At first, XerJoff is not promising. The XerJoff website is vague, and its English copy is wretchedly written, full of misspellings and nonsensical descriptions. I can't find much information about the company itself. The website is offered in Russian, English, and Italian, and judging from the state of the English, you'll soon guess the company is Russian or Italian (it is, in fact, Italian with a market in Russia.) The website tells us the Shooting Stars collection of fragrances is named after a meteorite that fell in Siberia in 1947. A piece of the meteorite is worked into the collar of each of the bottles. None of the names of the fragrances make any sense to an English speaker, except perhaps "Shingl," which sounds like a painful medical condition.
But most of the XerJoff Shooting Star Eau de Parfums, while not startlingly original, are marvels of gorgeous materials and careful craftsmanship. I've chosen two to review, Ibitira and Oesel, not so much because they're the fragrances I admire most of the collection, but because they're the fragrances I most see myself wearing.

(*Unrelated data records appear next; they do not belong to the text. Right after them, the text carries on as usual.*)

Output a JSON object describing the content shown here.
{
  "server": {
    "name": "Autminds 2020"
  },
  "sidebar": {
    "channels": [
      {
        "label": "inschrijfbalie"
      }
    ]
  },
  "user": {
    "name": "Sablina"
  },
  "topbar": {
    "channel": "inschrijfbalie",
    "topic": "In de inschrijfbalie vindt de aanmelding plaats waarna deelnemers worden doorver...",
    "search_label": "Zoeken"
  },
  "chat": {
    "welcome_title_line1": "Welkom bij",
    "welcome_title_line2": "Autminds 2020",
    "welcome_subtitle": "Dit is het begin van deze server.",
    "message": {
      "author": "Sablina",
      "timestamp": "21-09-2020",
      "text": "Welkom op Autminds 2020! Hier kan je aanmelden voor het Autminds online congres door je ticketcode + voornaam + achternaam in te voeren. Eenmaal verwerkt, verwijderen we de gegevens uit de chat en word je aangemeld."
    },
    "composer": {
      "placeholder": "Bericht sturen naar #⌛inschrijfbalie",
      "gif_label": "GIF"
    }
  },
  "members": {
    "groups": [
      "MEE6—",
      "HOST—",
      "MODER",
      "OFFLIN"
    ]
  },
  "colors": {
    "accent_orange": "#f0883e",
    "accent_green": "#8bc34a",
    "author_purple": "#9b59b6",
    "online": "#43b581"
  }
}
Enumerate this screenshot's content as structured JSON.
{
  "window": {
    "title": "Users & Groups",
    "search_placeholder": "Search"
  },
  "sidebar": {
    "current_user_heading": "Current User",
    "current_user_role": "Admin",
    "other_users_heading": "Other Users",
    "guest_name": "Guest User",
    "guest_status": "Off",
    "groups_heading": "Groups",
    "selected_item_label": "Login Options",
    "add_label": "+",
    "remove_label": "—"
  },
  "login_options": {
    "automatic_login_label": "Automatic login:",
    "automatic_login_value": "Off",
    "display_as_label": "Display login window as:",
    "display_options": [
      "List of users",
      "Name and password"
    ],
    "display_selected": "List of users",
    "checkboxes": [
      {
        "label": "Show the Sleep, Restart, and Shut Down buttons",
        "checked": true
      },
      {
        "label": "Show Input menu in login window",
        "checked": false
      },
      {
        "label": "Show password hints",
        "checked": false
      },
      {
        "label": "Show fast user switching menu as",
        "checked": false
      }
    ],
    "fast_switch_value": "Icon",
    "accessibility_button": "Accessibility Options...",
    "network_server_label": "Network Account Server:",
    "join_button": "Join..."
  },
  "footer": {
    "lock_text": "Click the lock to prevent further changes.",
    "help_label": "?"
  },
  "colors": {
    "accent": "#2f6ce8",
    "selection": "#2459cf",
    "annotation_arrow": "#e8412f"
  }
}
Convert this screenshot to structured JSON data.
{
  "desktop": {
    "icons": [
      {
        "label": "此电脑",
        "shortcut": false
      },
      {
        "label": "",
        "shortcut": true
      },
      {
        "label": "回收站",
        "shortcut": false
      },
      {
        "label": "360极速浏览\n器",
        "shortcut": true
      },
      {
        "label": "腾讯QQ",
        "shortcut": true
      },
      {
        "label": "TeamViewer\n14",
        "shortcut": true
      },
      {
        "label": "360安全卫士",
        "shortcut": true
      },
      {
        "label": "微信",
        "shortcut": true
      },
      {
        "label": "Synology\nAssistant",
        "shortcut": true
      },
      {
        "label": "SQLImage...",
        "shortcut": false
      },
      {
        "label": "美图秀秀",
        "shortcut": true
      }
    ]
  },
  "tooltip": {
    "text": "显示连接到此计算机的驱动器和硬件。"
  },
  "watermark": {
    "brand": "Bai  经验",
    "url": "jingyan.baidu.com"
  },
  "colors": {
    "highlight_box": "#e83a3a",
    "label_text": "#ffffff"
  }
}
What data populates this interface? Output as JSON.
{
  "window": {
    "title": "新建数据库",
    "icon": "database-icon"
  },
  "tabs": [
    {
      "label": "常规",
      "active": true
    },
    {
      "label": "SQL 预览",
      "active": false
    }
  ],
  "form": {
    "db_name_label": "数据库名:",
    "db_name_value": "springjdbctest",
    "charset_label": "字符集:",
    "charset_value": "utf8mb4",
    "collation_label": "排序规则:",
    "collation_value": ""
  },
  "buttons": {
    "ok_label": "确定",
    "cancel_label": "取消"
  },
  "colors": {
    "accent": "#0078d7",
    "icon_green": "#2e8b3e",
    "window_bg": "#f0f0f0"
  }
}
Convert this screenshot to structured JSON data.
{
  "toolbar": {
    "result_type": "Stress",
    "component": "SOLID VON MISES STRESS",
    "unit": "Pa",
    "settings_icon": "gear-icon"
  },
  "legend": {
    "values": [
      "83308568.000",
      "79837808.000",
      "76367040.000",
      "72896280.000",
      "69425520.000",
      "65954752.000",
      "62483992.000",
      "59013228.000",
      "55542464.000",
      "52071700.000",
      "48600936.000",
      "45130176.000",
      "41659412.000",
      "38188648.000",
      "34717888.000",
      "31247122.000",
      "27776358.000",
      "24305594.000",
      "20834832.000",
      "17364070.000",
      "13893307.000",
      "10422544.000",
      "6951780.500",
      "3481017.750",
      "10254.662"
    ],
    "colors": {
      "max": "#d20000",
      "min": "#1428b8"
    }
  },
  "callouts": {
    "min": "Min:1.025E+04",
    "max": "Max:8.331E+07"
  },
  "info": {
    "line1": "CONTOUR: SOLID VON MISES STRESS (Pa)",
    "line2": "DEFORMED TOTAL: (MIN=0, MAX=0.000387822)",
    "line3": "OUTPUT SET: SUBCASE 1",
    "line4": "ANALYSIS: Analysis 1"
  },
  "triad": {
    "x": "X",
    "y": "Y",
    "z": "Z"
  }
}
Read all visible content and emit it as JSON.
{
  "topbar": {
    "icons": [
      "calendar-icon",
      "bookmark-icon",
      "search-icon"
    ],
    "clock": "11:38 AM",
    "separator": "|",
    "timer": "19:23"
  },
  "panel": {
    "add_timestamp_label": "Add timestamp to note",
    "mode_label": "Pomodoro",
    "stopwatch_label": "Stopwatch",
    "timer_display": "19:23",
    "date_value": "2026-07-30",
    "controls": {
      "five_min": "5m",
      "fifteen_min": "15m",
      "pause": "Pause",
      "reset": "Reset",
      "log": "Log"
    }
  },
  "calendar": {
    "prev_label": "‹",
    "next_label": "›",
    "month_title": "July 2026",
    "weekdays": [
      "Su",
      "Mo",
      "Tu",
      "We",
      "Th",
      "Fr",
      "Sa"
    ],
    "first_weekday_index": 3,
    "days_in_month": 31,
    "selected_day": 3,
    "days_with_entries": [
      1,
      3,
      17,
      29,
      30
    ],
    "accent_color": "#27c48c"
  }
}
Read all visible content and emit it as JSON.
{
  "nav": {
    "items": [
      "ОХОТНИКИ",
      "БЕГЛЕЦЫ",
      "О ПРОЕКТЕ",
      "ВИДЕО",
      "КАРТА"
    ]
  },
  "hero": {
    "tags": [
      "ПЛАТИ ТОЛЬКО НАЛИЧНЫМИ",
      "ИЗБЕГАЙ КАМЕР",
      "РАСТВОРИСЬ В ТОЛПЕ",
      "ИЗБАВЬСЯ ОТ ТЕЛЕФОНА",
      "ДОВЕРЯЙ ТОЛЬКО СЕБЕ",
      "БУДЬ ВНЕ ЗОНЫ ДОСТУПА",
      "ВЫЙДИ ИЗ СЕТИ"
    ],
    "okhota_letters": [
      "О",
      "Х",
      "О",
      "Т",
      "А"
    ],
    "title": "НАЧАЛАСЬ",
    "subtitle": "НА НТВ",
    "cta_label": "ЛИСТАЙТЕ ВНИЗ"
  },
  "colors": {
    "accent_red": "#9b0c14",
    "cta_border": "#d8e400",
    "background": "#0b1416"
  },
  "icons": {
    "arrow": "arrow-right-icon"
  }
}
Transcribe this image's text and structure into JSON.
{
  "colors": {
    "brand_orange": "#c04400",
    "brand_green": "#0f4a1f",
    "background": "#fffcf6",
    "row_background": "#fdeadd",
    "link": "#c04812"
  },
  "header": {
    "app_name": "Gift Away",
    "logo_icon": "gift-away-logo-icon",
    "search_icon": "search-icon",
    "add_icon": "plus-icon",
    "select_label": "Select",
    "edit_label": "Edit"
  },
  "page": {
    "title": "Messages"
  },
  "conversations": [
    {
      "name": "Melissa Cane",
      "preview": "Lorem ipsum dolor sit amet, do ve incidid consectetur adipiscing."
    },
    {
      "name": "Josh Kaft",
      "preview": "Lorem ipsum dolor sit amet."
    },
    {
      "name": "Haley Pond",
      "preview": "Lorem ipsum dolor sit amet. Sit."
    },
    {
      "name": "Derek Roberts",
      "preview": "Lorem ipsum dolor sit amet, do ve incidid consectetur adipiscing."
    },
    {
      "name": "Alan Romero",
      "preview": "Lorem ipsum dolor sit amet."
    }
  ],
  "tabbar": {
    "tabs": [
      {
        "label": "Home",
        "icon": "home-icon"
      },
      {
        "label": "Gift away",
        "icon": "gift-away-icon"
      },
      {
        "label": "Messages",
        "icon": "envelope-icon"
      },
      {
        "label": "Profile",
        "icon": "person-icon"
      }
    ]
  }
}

According to XerJoff's website, Ibitira Eau de Parfum's notes are Bulgarian Rose, Florentine Iris, Cedar, Haitian vetiver, Bourbon vanilla, and musk. I also smell an abundance of top quality jasmine. In a nutshell, Ibitira smells like a cross between Jean Patou Joy and Chanel No. 5. Ibitira kicks off with what smells to me like the tang of neroli and bergamot. The buzzing of the bergamot transitions into vibrating jasmine supplemented by a big, watery, rich rose. This is where I'm reminded of the lushness of Joy. But instead of a dark, civet-inflected drydown, the almost skin-like combination of sandalwood, vetiver, and musk arises, calling up a spicy No. 5.
Ibitira is intensely feminine — of course, that doesn't mean it wouldn't smell arresting on a confident man. I see it as the signature scent of an elegant woman with buckets of cash. Although it's an Eau de Parfum, it is so concentrated that a spritz leaves a delicious, oily residue on my forearm. It lasts several hours and has moderate sillage.
I first pegged Oesel as a feminine fragrance and was surprised when I looked it up and found out XerJoff lists it among the masculines. Oesel's notes are orange flower, Paraguayan petitgrain, Bulgarian rose, jasmine sambac, acacia, white flowers, Indian patchouli, cedar, and tobacco flower. Oesel smells to me like a deep, enveloping mimosa with a hint of vanilla and powder. A pale counterpoint of clean musk balances the composition.
Oesel's mimosa is so thick and full of pollen that I want to sneeze, but instead I breathe in the scent of a night in August on the back porch of a friend's house after dinner while we're digesting paella made on the grill and maybe a little too much good wine. Someone is churning ice cream while someone else wanders through the vegetable garden inspecting the tomatoes. The cat is sprawled on the cobblestones. The mimosa tree radiates its fragrance through the yard. Oesel also lasts 5 to 6 hours and carries a few feet from my body.
While Ibitira and Oesel are the XerJoff fragrances I might wear the most, if you are faced with a run of Xerjoff testers, I encourage you to try the sexy, dirty-clean Dhofar; the fresh, cypress-laden Nio; Esquel, a feminine fougère that becomes an ambery oriental; and Uden, a fougère laced with coffee, rum, and wood.
Would I shell out for a bottle of one of XerJoff's fragrances? At $345 for 50 ml, they're simply not in my budget. For the same money I'd be more tempted to buy an Amouage and dinner out or maybe a vintage Schiaparelli bracelet. But if anyone at XerJoff is listening out there, I'd be happy to clean up the copy on your website for a bottle.
For more information on where to buy fragrances from XerJoff's Shooting Stars collection, see the listing for Xerjoff under Perfume Houses.